* **Provided data**:

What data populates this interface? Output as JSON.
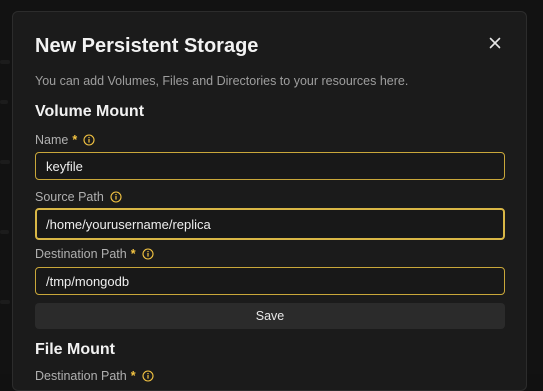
{
  "modal": {
    "title": "New Persistent Storage",
    "description": "You can add Volumes, Files and Directories to your resources here.",
    "close_icon": "close-icon"
  },
  "volume_mount": {
    "heading": "Volume Mount",
    "name": {
      "label": "Name",
      "required_mark": "*",
      "value": "keyfile"
    },
    "source_path": {
      "label": "Source Path",
      "value": "/home/yourusername/replica"
    },
    "destination_path": {
      "label": "Destination Path",
      "required_mark": "*",
      "value": "/tmp/mongodb"
    },
    "save_label": "Save"
  },
  "file_mount": {
    "heading": "File Mount",
    "destination_path": {
      "label": "Destination Path",
      "required_mark": "*"
    }
  },
  "colors": {
    "accent": "#d9b746",
    "background": "#1b1b1b",
    "required": "#f5c542"
  }
}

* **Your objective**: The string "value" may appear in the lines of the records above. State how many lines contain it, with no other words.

* **Result**: 3